What's New in Power Management for Network Devices

Applies To: Windows 7

Enhancements in Windows® 7 have been made in the areas of Wake on LAN, Wake on Wireless LAN, and Low Power on Media Disconnect (sometimes referred to as "D3 on disconnect").

For more information about configuring the features listed in this topic, see Power Management for Network Devices in Windows 7.

Who will want to use power management for networking devices?

Users, IT professionals, and OEMs who are interested in understanding and configuring the power management for network devices in Windows 7 will be interested in these features.

What are the new and changed features?

Wake on LAN and Wake on Wireless LAN

Wake patterns refer to network packet filters that determine if incoming network traffic should wake the computer. Wake on LAN is enabled by default in Windows 7. The Wake on LAN patterns were designed to ensure that the computer wakes when accessed by the network while minimizing spurious wakes. Windows 7 does not wake on directed packets (such as ping), which have been known to cause frequent and unnecessary wakes.

In addition to more targeted wake patterns, Windows 7 adds support for Address Resolution Protocol (ARP) and Neighbor Solicitation (NS) offloads. ARP and NS protocols map Internet Protocol (IP) addresses to a MAC address. ARP and NS protocols are commonly used to verify whether a computer is still present on the network, often without actually needing to access the computer. By offloading ARP and NS responses to the network adapter, the computer is no longer woken up merely to maintain network presence. Support for these offloads depends on the network adapter and driver (NDIS 6.20) and may not be available on older hardware.

Low Power on Media Disconnect

Lower Power on Media Disconnect is a new Windows 7 feature that enables the network adapter to go to sleep when it is not in use. By placing the network adapter in the low power state when the LAN cable is unplugged and the computer is running, the computer saves energy. This feature is only available when supported by the network adapter.

These enhancements in Windows 7 improve the ability of the operating system to stay asleep while still maintaining a network presence. This helps enterprise and home computers to save energy by entering into sleep mode when they are not in use.

What's the impact of these changes on power management for network devices?

Because of the changes in Wake on LAN in Windows 7, you will notice that your computer will sleep for longer when compared to Windows Vista—saving more energy.

How can power management for network devices be used?

The following scenarios illustrate the new capabilities of power management for network devices:

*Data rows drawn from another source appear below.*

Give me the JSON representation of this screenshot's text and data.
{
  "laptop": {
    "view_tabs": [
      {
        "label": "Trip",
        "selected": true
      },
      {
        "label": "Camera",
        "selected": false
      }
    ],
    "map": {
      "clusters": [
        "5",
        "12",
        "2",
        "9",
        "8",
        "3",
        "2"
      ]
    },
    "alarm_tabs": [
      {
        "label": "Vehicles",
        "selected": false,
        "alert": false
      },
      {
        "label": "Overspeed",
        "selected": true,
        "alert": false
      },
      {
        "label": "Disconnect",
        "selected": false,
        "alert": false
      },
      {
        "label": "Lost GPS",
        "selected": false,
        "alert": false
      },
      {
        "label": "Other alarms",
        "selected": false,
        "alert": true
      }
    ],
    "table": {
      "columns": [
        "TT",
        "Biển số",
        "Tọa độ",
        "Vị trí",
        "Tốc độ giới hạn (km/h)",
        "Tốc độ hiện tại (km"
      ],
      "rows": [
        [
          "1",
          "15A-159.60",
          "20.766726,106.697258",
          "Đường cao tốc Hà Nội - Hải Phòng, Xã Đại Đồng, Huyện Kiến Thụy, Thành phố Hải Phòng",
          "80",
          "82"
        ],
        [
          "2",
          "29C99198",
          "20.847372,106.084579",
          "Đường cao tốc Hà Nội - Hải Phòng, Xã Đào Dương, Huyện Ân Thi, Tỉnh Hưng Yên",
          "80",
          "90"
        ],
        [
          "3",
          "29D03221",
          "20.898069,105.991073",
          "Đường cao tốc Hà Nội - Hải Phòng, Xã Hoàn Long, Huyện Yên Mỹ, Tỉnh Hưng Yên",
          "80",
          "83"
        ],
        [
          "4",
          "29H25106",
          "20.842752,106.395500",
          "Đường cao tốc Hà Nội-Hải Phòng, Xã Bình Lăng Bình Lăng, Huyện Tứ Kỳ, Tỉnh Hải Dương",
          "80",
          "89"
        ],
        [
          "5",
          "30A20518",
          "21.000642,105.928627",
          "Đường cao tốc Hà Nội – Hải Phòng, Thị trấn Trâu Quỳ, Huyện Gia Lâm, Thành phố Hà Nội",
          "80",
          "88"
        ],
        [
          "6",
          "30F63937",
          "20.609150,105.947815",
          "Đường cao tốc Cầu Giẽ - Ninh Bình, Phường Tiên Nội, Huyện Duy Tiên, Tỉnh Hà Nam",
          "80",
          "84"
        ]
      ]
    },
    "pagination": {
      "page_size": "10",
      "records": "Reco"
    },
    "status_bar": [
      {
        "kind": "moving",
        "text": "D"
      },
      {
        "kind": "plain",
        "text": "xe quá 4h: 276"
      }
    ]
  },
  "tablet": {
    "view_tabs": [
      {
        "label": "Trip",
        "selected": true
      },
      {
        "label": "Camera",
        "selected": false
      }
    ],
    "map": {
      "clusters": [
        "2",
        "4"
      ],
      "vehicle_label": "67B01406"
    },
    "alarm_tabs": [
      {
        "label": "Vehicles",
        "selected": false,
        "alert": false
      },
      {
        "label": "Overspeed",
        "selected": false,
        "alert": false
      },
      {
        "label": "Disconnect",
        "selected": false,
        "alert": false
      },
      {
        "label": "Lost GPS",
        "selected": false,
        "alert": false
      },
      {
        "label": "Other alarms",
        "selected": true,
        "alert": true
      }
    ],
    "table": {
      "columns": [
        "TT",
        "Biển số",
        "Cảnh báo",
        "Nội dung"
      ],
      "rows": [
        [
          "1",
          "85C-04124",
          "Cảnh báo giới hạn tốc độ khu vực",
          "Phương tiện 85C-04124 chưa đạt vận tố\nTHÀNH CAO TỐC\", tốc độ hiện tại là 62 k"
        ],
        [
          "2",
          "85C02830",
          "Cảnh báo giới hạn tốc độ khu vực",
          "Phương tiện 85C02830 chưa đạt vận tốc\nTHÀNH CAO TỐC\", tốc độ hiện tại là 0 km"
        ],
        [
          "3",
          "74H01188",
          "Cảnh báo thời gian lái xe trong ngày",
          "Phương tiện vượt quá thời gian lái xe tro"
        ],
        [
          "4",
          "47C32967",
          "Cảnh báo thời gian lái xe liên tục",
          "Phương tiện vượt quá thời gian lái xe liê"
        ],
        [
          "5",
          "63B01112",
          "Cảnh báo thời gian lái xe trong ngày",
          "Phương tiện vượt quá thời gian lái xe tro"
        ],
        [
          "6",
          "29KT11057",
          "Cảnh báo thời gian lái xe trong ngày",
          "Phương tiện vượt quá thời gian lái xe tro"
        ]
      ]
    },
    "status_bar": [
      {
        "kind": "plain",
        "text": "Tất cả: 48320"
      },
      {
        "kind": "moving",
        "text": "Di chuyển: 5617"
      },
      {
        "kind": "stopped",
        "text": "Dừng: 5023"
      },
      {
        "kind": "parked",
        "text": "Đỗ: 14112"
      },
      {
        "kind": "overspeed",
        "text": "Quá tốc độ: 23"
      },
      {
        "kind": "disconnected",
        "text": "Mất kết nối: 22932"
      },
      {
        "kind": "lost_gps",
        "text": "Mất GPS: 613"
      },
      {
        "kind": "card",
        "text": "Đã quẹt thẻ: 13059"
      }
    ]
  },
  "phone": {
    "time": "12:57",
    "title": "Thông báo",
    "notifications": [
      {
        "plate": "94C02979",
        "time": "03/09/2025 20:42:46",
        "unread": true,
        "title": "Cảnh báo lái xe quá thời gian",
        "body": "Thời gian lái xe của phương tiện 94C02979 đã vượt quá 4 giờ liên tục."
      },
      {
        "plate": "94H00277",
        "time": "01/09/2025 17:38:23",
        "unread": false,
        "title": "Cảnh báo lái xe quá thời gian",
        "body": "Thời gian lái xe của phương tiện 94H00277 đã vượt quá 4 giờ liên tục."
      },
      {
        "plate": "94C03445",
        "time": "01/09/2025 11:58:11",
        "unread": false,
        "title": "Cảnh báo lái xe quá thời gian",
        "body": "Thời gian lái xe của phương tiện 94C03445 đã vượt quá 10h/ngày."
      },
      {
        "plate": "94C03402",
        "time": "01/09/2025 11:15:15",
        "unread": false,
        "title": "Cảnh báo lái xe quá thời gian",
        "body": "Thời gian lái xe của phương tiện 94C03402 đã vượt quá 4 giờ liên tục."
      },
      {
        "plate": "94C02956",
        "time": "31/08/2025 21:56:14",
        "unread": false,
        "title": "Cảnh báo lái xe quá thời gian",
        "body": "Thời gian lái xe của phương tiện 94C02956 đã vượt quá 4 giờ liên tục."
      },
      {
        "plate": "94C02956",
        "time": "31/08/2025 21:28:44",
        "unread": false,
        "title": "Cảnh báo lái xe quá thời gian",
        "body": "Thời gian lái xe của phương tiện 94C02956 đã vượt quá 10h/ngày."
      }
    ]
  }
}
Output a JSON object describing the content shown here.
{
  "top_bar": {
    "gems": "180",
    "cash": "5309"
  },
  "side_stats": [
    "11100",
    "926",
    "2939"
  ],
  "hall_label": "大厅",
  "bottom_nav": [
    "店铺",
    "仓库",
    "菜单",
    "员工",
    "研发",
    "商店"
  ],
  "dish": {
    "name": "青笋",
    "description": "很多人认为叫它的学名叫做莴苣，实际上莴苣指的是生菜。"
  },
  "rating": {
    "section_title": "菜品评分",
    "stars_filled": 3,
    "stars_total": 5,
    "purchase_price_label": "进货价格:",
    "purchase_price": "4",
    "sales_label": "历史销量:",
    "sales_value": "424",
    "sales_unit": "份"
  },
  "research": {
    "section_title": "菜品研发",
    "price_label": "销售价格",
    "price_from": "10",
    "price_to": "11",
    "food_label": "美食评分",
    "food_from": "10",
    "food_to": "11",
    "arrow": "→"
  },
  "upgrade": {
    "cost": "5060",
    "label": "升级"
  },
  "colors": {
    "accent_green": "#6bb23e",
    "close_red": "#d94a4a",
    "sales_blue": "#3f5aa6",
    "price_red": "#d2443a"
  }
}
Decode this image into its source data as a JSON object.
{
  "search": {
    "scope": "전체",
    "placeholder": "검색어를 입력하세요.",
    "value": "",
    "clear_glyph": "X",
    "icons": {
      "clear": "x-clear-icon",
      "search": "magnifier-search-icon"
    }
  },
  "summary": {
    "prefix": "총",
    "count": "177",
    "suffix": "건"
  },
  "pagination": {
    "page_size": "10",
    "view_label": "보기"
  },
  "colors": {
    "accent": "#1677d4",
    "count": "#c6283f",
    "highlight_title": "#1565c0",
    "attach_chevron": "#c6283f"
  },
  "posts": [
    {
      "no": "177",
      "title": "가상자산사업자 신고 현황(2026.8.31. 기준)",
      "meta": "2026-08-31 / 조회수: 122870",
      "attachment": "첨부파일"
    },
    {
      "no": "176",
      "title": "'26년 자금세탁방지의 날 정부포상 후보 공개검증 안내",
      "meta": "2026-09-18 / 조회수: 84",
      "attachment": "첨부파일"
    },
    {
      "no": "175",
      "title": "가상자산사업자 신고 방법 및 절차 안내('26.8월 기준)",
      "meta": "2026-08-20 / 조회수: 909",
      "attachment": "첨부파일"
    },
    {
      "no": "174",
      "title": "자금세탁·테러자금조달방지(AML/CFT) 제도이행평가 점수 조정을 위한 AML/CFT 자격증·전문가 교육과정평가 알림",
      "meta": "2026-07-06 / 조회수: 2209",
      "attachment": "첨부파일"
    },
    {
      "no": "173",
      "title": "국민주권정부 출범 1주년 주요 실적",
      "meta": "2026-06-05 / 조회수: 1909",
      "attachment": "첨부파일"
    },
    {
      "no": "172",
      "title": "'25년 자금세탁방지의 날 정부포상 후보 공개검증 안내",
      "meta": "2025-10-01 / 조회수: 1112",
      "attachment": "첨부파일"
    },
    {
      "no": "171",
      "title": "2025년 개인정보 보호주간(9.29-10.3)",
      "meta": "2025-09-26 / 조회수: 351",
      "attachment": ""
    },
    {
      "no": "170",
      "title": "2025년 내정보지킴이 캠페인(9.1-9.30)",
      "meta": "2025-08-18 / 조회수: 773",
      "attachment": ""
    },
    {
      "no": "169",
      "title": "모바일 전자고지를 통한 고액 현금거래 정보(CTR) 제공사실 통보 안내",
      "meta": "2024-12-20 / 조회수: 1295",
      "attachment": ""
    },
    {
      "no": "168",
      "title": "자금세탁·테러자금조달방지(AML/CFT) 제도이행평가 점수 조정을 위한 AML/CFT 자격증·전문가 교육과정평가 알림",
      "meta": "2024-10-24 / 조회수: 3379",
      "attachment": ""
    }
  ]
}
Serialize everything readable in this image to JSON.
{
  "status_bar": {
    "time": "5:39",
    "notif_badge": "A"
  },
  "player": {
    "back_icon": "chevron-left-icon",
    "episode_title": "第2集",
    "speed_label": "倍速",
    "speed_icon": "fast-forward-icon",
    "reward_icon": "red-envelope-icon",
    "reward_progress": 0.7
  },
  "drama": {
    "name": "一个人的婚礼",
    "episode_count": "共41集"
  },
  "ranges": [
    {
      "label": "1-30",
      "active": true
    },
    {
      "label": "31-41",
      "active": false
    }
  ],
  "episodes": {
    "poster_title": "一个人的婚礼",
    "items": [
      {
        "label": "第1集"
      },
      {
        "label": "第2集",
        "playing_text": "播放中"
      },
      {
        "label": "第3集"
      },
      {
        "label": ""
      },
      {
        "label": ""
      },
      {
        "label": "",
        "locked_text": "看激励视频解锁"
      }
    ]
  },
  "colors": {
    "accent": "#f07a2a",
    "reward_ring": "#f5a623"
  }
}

  • Sharing media content. In the home, a Windows 7–based computer that shares media content through Media Center can go to sleep and be remotely woken when the content is accessed. A media device, such as other Windows 7 computers, an Xbox® video game system, or a Media Extender, wakes the sleeping computer by sending a Magic Packet. This scenario works with any network adapter because all modern network adapters support Wake on LAN and Magic Packet.



The following scenarios will work only if ARP and NS offloads are supported by the network adapter.

**Sharing files and printers**. Users often share files and printers over the network. With Windows 7, the computer can go to sleep when idle, saving energy. When another computer on the network attempts to print or access a file, a request is sent to wake the computer. The computer wakes and accepts the connection.  
  • Connecting to a remote computer. Corporate users often connect remotely to their work computer from home for tasks such as checking e-mail and retrieving files. From home, they initiate a Remote Desktop connection to their work computer on the corporate network. The work computer has idled to sleep to save energy, but when the user initiates a Remote Desktop connection, the work computer wakes from sleep. The user then has access to work resources.

  • Updating computers in an enterprise. Computers in an enterprise will wake when an IT administrator accesses the computer to administer an update. After the update is complete, the computer will go back to sleep again.

  • Saving power without using the sleep feature. Windows 7 can also save power used by the adapter when the system is awake. This is done by putting the Ethernet network adapter into a lower power state whenever the media cable is disconnected.